Since we developed the first version of the ISCAID guidelines for diagnosis and management of urinary tract infections in dogs and cats in 2011 (revision currently underway), most discussion about them has probably revolved around our recommendations for animals with subclinical bacteriuria. In this condition, an animal has bacteria in the urine, but no signs of disease. Traditionally, these cases were classified as urinary tract “infections”, and treated with antibiotics. Yet, we know that a reasonable number of dogs and cats (and people) have bacteria in their bladder at any time, and it doesn’t cause any problems. The condition occurs at higher rates in certain groups (e.g. diabetics, elderly females). While bacteria can cause true urinary tract infections (UTIs), we don’t have evidence that subclinical bacteriuria is actually an issue for the animal (or person), either by itself or as a risk factor for development of UTI or other complications. However, a lot of antibiotics are used to treat this “problem” that probably really isn’t one. In people, a lot of time and effort has gone into reducing unnecessary treatment of asymptomatic bacteriuria (the human equivalent of subclinical bacteriuria in animals). In veterinary medicine, it’s been a tougher battle.

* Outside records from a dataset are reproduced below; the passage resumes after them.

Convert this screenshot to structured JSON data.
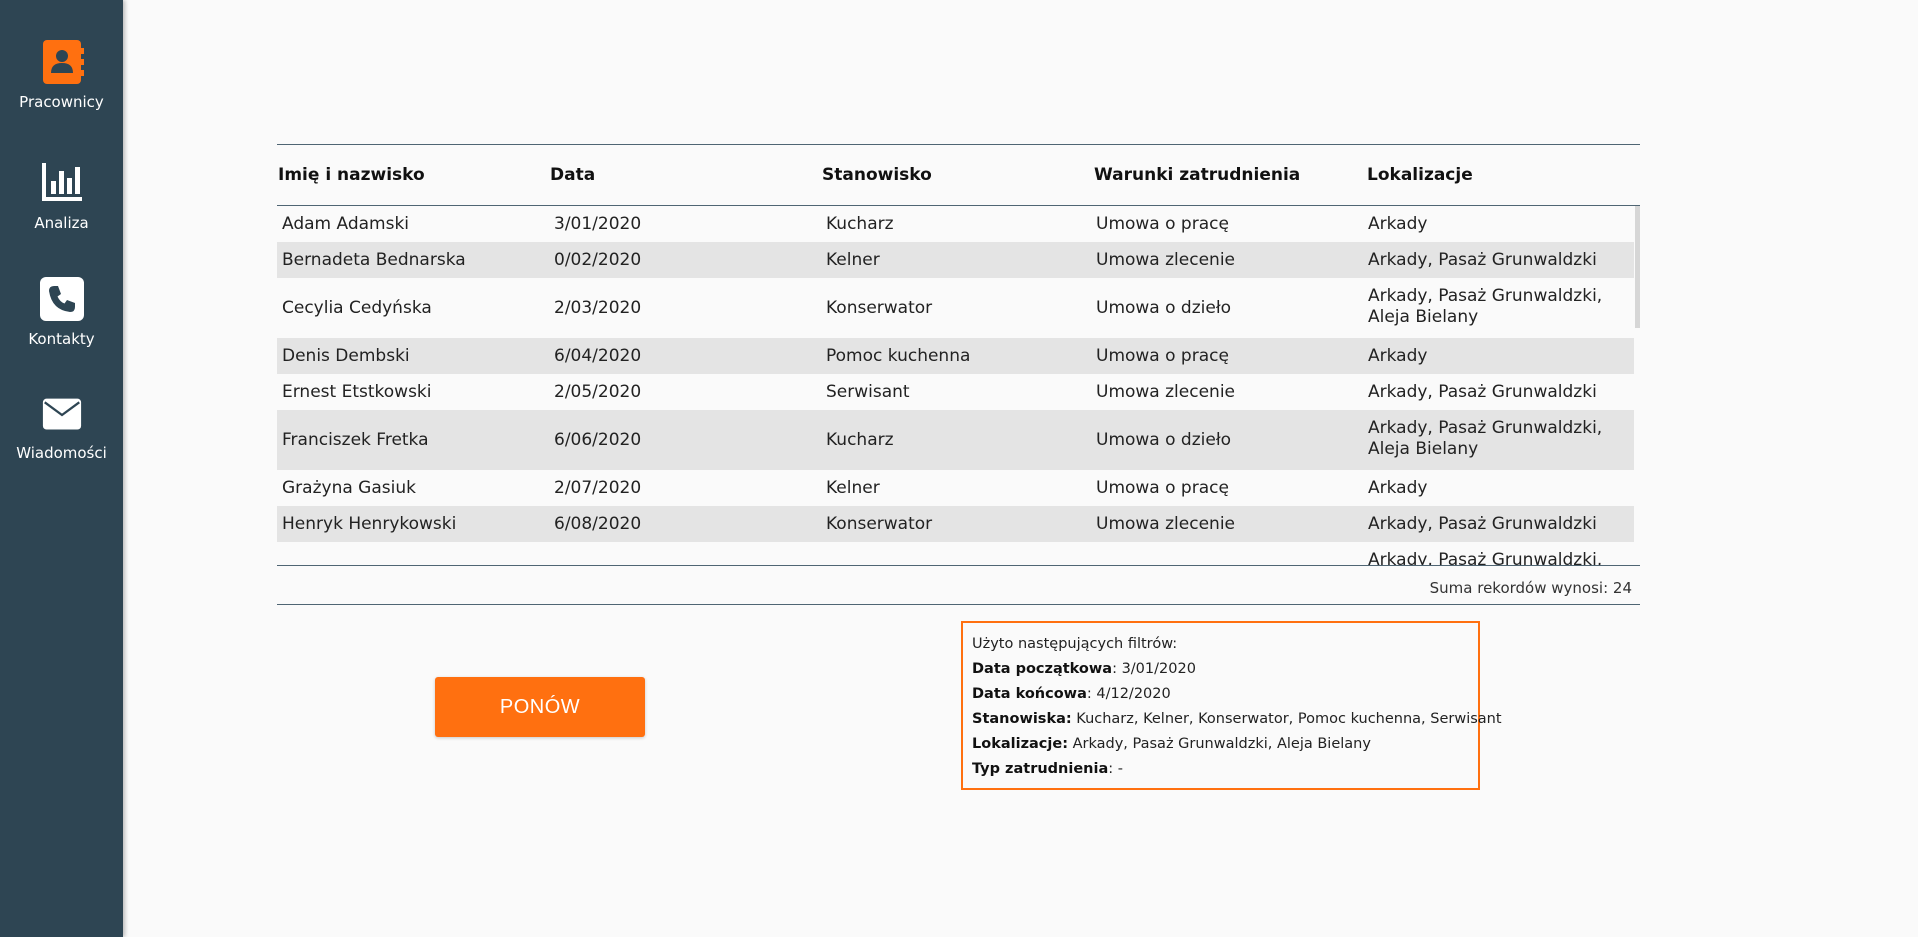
{
  "sidebar": {
    "items": [
      {
        "label": "Pracownicy",
        "icon": "address-book-icon"
      },
      {
        "label": "Analiza",
        "icon": "bar-chart-icon"
      },
      {
        "label": "Kontakty",
        "icon": "phone-icon"
      },
      {
        "label": "Wiadomości",
        "icon": "envelope-icon"
      }
    ]
  },
  "table": {
    "columns": [
      "Imię i nazwisko",
      "Data",
      "Stanowisko",
      "Warunki zatrudnienia",
      "Lokalizacje"
    ],
    "rows": [
      [
        "Adam Adamski",
        "3/01/2020",
        "Kucharz",
        "Umowa o pracę",
        "Arkady"
      ],
      [
        "Bernadeta Bednarska",
        "0/02/2020",
        "Kelner",
        "Umowa zlecenie",
        "Arkady, Pasaż Grunwaldzki"
      ],
      [
        "Cecylia Cedyńska",
        "2/03/2020",
        "Konserwator",
        "Umowa o dzieło",
        "Arkady, Pasaż Grunwaldzki, Aleja Bielany"
      ],
      [
        "Denis Dembski",
        "6/04/2020",
        "Pomoc kuchenna",
        "Umowa o pracę",
        "Arkady"
      ],
      [
        "Ernest Etstkowski",
        "2/05/2020",
        "Serwisant",
        "Umowa zlecenie",
        "Arkady, Pasaż Grunwaldzki"
      ],
      [
        "Franciszek Fretka",
        "6/06/2020",
        "Kucharz",
        "Umowa o dzieło",
        "Arkady, Pasaż Grunwaldzki, Aleja Bielany"
      ],
      [
        "Grażyna Gasiuk",
        "2/07/2020",
        "Kelner",
        "Umowa o pracę",
        "Arkady"
      ],
      [
        "Henryk Henrykowski",
        "6/08/2020",
        "Konserwator",
        "Umowa zlecenie",
        "Arkady, Pasaż Grunwaldzki"
      ],
      [
        "",
        "",
        "",
        "",
        "Arkady, Pasaż Grunwaldzki, Aleja"
      ]
    ],
    "total_label": "Suma rekordów wynosi: 24"
  },
  "retry_button": "PONÓW",
  "filters": {
    "heading": "Użyto następujących filtrów:",
    "start_date_label": "Data początkowa",
    "start_date_value": ": 3/01/2020",
    "end_date_label": "Data końcowa",
    "end_date_value": ": 4/12/2020",
    "positions_label": "Stanowiska:",
    "positions_value": " Kucharz, Kelner, Konserwator, Pomoc kuchenna, Serwisant",
    "locations_label": "Lokalizacje:",
    "locations_value": " Arkady, Pasaż Grunwaldzki, Aleja Bielany",
    "employment_label": "Typ zatrudnienia",
    "employment_value": ": -"
  },
  "colors": {
    "sidebar": "#2e4553",
    "accent": "#ff7010",
    "row_alt": "#e4e4e4"
  }
}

A lot of animals with subclinical bacteriuria still get treated, for a few reasons. One is difficulty accepting that the bladder isn’t always sterile (since that’s what most people have been taught), and that having bacteria there isn’t rare. There’s also the fear that it could lead to the development of other problems, even though evidence indicating a health risk is lacking.

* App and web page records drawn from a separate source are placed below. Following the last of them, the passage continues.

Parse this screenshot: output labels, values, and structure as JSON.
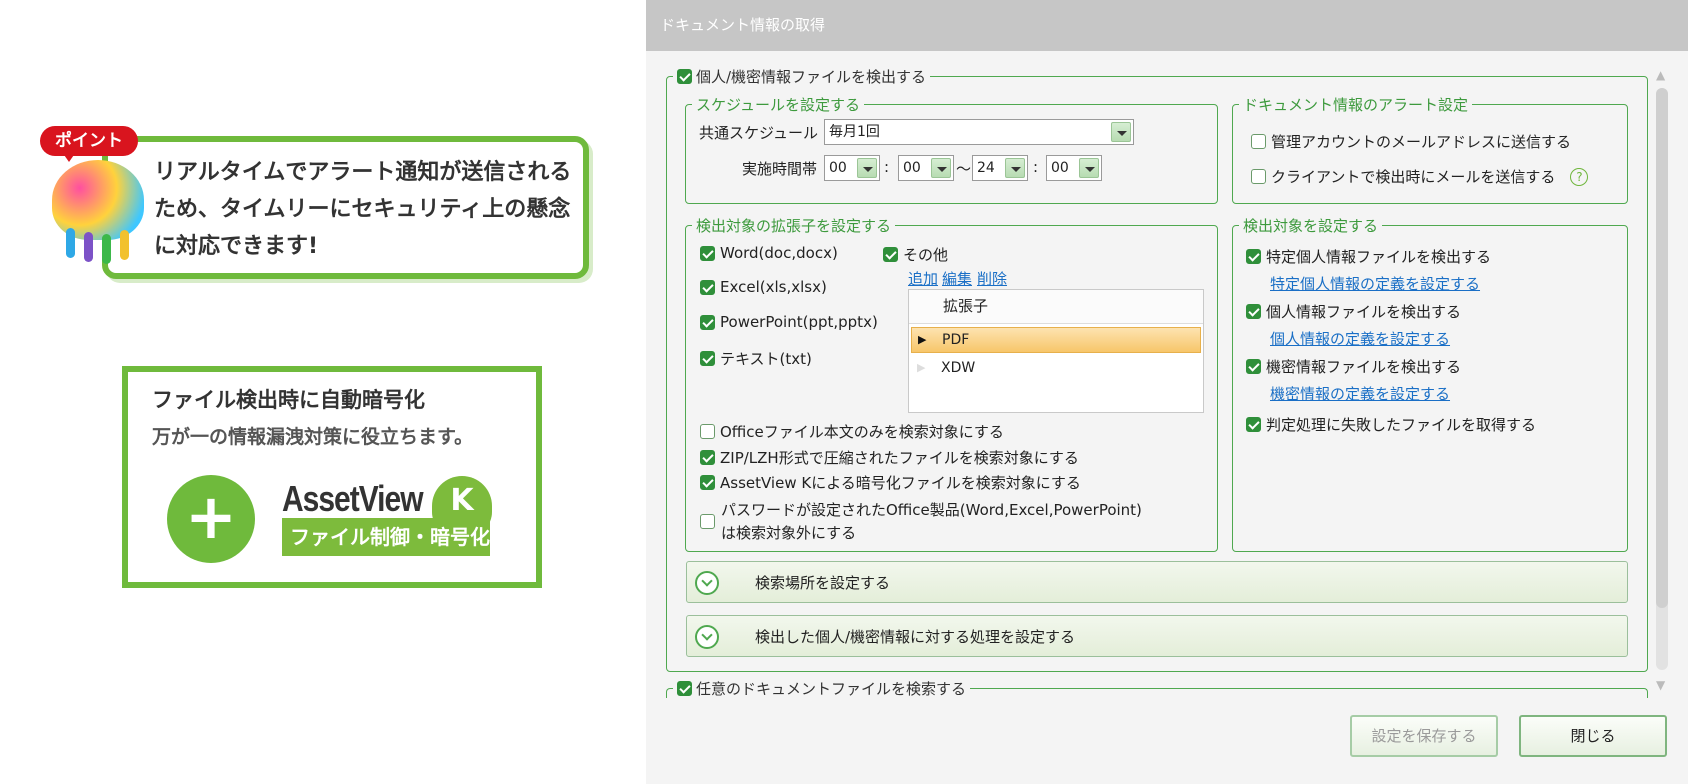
{
  "promo": {
    "point_badge": "ポイント",
    "point_text": "リアルタイムでアラート通知が送信されるため、タイムリーにセキュリティ上の懸念に対応できます!",
    "encrypt_title": "ファイル検出時に自動暗号化",
    "encrypt_sub": "万が一の情報漏洩対策に役立ちます。",
    "plus": "+",
    "logo_word": "AssetView",
    "logo_letter": "K",
    "logo_band": "ファイル制御・暗号化"
  },
  "dialog": {
    "title": "ドキュメント情報の取得",
    "main_group": {
      "label": "個人/機密情報ファイルを検出する",
      "checked": true
    },
    "schedule": {
      "legend": "スケジュールを設定する",
      "common_label": "共通スケジュール",
      "common_value": "毎月1回",
      "time_label": "実施時間帯",
      "start_hour": "00",
      "start_min": "00",
      "end_hour": "24",
      "end_min": "00",
      "colon": ":",
      "tilde": "〜"
    },
    "alert": {
      "legend": "ドキュメント情報のアラート設定",
      "opt1": "管理アカウントのメールアドレスに送信する",
      "opt2": "クライアントで検出時にメールを送信する",
      "help": "?"
    },
    "extensions": {
      "legend": "検出対象の拡張子を設定する",
      "word": "Word(doc,docx)",
      "excel": "Excel(xls,xlsx)",
      "ppt": "PowerPoint(ppt,pptx)",
      "text": "テキスト(txt)",
      "other": "その他",
      "add": "追加",
      "edit": "編集",
      "delete": "削除",
      "grid_header": "拡張子",
      "grid_rows": [
        "PDF",
        "XDW"
      ],
      "office_body_only": "Officeファイル本文のみを検索対象にする",
      "zip_lzh": "ZIP/LZH形式で圧縮されたファイルを検索対象にする",
      "assetview_k": "AssetView Kによる暗号化ファイルを検索対象にする",
      "password_line1": "パスワードが設定されたOffice製品(Word,Excel,PowerPoint)",
      "password_line2": "は検索対象外にする"
    },
    "targets": {
      "legend": "検出対象を設定する",
      "t1": "特定個人情報ファイルを検出する",
      "t1_link": "特定個人情報の定義を設定する",
      "t2": "個人情報ファイルを検出する",
      "t2_link": "個人情報の定義を設定する",
      "t3": "機密情報ファイルを検出する",
      "t3_link": "機密情報の定義を設定する",
      "t4": "判定処理に失敗したファイルを取得する"
    },
    "expander1": "検索場所を設定する",
    "expander2": "検出した個人/機密情報に対する処理を設定する",
    "second_group": "任意のドキュメントファイルを検索する",
    "save_button": "設定を保存する",
    "close_button": "閉じる"
  }
}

The situation is definitely improving though. While I still get a lot a comments about people not being willing or able to withhold treatment, more and more veterinarians are no longer prescribing antibiotics for these cases. It can be scary at the start, but once they start holding off on treatment, they realize it doesn’t cause any harm, and that usually converts them. I probably get more comments now about how our guidelines should be stricter, as opposed to complaints about the recommendation that treatment isn’t needed.

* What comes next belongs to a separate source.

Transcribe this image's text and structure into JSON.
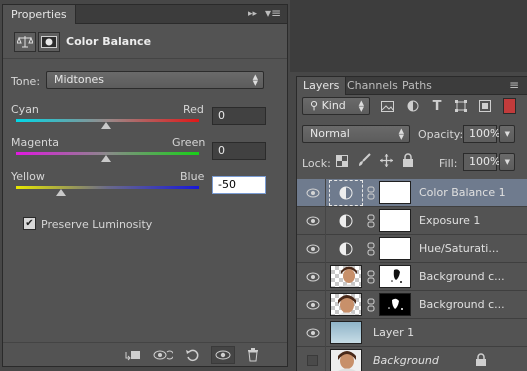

It’s a small research field, but more supporting information continues to trickle in, including an article in the most recent edition of the Journal of Veterinary Internal Medicine (White et al 2016). Here’s a brief summary of the highlights:
- Researchers looked at 67 cats at five time points over 3 years.
- Urine was collected, along with various health and laboratory data.
- Overall, bacteria were present in the urine of 9.8-12.7% of cats over the 5 timepoints. In some, bacterial counts were very high, and 6 female cats were repeatedly positive.
- Female cats over 7 years of age were at highest risk of bacteriuria. However, signs consistent with a urinary tract infection were only identified in 0-2 cats at each timepoint.
- The presence of bacteriuria was not associated with death during the study period (i.e. it did not affect the cats’ survival).
The report ends with a nice conclusion: “…[Subclinical bacteriuria, SB] is common in older, nonazotemic cats at a similar prevalence to previous studies of cats with hyperthyroidism and diabetes mellitus. Cats in our study were nonazotemic, and some cats were euthanized for progressive weight loss associated with chronic conditions often treated in private practice. Among this cohort of cats, SB was not associated with body weight, azotemia, the development of CKD [chronic kidney disease] at necropsy, or overall survival. These findings are consistent with large studies in people and suggest that treatment of SB in the absence of risk factors for urosepsis or urogenital disease may be unnecessary.”